Man At Work

Here’s a reminder that grace and honor can be found in just about any setting where working men and women toil. This point was illuminated recently while I waited for a Buffalo-bound bus at the Regional Transportation Center in Syracuse.

I was scheduled to take Amtrak’s westbound Lake Shore Limited, as I was heading to Toledo, Ohio, to spend a week with my sister and her family. But a freight train derailment in Montgomery County, N.Y., forced a service disruption between Albany and Buffalo, so Amtrak passengers had to be bused between the locations.

While I sat inside the station I noticed a custodian working his shift. His diligence caught my attention. He was likely in his mid to late 30s with short brownish-blond hair and a goatee. He wore a light blue golf shirt, white sweatpants with navy blue trim on the side, white sneakers and latex gloves.
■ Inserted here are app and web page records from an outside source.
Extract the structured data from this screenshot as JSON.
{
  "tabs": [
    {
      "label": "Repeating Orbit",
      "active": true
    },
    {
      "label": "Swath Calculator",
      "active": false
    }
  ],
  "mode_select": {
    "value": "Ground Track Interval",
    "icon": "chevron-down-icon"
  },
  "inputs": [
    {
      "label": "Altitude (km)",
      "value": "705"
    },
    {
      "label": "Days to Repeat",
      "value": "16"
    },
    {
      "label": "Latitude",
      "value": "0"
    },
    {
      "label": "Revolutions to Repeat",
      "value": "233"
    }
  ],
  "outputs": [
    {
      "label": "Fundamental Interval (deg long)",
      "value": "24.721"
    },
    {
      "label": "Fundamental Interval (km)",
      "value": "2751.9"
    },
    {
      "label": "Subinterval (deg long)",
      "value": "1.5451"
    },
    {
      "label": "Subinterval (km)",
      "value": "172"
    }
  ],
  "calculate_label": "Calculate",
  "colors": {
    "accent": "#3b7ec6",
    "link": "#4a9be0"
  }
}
His face was red and moist from his labor. He was pushing a yellow cart loaded with supplies and kept moving between the garbage cans inside the station, emptying the trash and replacing the plastic bags. He wasted no movement and made no delay in going between the cans; it was clear he wasn’t clock-watching, trying to stall while waiting for his shift to end. He was there to do work and he followed through with alacrity on every task.

Then I saw him again in the men’s room. He was emptying the trash and wiping down the urinals, stalls and sinks.

After the majority of passengers boarded the Greyhound bus that would take us to Buffalo, the driver, a blond-haired man in his 50s with a mustache, stood in front of the terminal talking to some Amtrak employees and a Border Patrol agent. The driver and Amtrak workers checked the tickets of latecomers and loaded the oversized luggage into the baggage compartment in the bottom of the bus.

As I looked out my window, facing the terminal, I saw the janitor working outside. And while the driver and Amtrak workers stood chatting, the custodian emptied the exterior trash cans and recycle bins. He pulled up the full garbage bags, tied them tightly and stacked them on top of his cart; then he would take clean plastic bags, snap them open and insert them into the cans.

He did this a number of times, going from can to can and never saying a word to anyone. He blended into the background of people smoking outside and the employees talking at the curb.

I thought about the janitor’s life. He has a thankless job that requires tedious physical effort and the touching of dirty paper towels and leftover food. I can’t imagine he makes more than 10 or 12 dollars an hour, and I wonder if he has a family to support. I bet he wants a higher-paying job, maybe something that doesn’t require manual labor.

And on this Saturday night it was late, around 9:30 p.m. He looked tired, but that did not slow him down.

Once all of the trash was piled high on his cart, he pushed it inside the station, going through the automatic doors at the front entrance, and most likely wheeled the cart to a Dumpster outside, at the back of the station.

Soon he would punch out and head home. Maybe he would have a late meal and catch some sports highlights on ESPN.

I admired this man for his effort when no one was paying attention to him. I believe our nation’s productivity could increase substantially if we all worked as hard as the janitor.

I’m sure he does not love his job. But it’s clear he takes pride in it. And honest labor in any capacity deserves recognition.